*Exercise brief*. Show every line of the data below that includes the word "supply".

*Information given*.
—————

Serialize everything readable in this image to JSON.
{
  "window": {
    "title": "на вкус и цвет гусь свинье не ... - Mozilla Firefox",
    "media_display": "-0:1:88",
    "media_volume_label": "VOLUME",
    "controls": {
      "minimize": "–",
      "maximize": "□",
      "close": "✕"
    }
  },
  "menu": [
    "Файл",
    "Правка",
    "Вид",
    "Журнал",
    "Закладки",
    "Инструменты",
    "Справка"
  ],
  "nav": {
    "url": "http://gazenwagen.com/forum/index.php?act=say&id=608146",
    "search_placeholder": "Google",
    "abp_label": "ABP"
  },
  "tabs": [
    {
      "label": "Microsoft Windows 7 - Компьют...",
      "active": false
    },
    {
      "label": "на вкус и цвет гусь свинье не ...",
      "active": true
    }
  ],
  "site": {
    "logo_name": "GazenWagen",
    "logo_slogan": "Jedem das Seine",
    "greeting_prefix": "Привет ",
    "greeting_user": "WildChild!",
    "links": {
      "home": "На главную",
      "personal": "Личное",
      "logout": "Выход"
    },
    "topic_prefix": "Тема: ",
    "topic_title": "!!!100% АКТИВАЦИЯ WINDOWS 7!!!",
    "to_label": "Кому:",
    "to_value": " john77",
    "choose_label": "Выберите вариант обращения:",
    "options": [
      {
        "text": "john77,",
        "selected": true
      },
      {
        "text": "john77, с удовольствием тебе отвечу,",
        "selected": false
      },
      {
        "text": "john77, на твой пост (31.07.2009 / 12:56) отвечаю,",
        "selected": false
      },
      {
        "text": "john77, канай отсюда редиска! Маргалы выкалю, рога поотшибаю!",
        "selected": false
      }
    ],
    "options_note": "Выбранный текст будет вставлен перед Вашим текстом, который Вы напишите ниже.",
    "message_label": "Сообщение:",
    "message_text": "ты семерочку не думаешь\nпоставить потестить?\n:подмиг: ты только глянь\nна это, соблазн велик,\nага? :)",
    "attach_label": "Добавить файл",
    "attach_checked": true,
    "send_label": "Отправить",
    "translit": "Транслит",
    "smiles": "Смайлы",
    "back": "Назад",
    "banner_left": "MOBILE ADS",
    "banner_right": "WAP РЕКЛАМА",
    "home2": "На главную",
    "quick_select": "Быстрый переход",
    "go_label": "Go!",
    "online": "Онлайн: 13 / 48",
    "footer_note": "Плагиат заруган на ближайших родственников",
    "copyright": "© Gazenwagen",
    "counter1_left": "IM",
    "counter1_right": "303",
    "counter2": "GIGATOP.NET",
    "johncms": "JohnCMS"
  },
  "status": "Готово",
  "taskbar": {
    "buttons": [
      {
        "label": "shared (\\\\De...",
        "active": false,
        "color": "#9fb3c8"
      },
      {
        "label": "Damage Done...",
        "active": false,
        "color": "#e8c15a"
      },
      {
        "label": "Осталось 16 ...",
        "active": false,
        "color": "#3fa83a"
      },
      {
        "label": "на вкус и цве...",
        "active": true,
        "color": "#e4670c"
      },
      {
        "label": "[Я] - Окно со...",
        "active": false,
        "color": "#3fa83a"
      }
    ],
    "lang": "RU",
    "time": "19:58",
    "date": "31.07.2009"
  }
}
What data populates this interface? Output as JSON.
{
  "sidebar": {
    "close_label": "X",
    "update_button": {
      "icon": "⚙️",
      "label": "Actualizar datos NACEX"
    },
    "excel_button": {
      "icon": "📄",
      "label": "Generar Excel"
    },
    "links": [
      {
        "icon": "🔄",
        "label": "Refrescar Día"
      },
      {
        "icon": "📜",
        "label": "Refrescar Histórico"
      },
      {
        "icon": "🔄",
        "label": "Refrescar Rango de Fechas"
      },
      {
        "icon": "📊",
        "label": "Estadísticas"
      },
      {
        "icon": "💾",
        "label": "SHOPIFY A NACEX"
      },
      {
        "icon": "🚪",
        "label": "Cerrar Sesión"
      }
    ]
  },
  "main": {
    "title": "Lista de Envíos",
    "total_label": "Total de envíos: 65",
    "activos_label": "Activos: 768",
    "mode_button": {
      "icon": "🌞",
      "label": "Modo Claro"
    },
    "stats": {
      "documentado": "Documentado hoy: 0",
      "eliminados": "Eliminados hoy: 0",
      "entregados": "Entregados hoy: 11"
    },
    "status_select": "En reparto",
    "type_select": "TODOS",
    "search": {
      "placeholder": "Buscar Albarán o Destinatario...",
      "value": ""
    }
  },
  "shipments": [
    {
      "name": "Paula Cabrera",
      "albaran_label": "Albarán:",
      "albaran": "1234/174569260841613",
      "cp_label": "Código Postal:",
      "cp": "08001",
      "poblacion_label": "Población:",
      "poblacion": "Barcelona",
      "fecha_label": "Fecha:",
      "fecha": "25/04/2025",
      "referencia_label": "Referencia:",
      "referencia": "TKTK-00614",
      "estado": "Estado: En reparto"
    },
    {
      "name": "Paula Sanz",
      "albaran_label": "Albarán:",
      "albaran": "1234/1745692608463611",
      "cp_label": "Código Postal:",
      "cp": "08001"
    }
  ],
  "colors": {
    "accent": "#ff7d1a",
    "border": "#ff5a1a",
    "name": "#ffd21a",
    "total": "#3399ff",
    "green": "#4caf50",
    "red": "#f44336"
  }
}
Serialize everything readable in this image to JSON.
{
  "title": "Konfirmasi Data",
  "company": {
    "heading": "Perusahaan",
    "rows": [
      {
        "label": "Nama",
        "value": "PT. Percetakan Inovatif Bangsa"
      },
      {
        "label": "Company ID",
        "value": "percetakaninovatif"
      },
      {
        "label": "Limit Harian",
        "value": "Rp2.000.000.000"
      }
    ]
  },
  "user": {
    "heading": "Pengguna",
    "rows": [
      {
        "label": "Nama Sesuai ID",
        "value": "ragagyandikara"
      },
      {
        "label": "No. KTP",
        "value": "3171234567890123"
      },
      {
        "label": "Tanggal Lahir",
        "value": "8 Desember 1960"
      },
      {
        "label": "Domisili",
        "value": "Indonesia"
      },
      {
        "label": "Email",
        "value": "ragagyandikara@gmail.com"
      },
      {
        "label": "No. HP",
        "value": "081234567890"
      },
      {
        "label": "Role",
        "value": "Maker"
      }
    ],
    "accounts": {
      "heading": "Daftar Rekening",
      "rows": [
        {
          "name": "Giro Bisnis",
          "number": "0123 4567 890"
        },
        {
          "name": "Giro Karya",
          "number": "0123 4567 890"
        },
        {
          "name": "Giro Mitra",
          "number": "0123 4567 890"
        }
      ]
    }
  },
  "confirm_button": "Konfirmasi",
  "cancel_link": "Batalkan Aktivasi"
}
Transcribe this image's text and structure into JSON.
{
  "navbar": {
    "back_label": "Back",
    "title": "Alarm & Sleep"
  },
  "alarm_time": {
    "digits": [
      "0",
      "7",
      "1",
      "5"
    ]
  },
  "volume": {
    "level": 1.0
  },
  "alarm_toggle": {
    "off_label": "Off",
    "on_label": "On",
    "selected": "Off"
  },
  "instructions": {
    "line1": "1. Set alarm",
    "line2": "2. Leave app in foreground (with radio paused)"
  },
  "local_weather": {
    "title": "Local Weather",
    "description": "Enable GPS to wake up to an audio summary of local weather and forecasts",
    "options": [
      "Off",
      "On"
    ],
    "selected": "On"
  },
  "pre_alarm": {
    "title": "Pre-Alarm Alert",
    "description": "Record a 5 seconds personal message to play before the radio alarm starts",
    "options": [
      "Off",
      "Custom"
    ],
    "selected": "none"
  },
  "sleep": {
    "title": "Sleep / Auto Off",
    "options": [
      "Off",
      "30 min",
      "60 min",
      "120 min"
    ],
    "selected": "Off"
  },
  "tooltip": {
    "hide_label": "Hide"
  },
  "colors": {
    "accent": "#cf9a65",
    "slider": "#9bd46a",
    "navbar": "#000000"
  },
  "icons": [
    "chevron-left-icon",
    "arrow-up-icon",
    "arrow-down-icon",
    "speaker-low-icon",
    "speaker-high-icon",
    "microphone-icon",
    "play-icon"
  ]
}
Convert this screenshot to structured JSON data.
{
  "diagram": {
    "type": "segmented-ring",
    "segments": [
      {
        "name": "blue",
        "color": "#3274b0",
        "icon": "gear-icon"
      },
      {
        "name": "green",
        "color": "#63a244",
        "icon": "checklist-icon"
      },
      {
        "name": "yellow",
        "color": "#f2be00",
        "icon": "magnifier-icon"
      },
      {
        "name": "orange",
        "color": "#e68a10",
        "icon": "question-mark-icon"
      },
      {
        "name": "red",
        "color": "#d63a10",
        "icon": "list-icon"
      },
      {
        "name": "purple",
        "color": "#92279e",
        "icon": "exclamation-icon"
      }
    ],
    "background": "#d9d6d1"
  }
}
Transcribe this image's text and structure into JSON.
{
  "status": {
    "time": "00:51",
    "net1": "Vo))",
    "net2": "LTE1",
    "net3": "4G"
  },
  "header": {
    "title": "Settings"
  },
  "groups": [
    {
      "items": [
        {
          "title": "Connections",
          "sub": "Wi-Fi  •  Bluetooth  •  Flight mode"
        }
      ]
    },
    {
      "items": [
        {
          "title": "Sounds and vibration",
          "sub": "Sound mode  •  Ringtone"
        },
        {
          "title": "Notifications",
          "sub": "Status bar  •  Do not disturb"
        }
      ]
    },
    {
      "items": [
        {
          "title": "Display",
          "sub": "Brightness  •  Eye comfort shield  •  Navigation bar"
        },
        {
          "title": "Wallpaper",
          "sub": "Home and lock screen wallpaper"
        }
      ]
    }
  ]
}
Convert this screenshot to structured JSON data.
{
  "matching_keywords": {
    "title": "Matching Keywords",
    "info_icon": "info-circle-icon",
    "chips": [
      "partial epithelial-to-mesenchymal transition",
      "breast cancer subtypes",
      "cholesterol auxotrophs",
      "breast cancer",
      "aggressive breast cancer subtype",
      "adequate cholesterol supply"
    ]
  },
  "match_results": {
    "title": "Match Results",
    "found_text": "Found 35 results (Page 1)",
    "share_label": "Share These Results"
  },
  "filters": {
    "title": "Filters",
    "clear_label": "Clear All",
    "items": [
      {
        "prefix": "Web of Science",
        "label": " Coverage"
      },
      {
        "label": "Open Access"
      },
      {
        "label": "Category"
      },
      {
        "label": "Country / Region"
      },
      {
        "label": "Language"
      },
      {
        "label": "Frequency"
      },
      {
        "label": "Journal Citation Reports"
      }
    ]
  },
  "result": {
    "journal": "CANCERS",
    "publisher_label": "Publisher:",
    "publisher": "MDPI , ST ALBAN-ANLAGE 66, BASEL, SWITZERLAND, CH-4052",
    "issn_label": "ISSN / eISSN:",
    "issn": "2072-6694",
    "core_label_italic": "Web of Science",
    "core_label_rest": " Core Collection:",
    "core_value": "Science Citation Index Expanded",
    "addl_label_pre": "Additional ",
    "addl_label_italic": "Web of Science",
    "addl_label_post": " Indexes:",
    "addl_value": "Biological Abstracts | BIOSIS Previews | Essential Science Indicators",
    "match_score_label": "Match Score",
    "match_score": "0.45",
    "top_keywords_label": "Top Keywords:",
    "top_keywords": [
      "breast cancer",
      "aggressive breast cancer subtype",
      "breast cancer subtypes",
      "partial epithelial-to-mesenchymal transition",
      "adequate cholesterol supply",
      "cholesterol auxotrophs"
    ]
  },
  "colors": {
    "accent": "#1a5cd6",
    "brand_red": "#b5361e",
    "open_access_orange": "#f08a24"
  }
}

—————

*Task answer*.
      "adequate cholesterol supply"
      "adequate cholesterol supply",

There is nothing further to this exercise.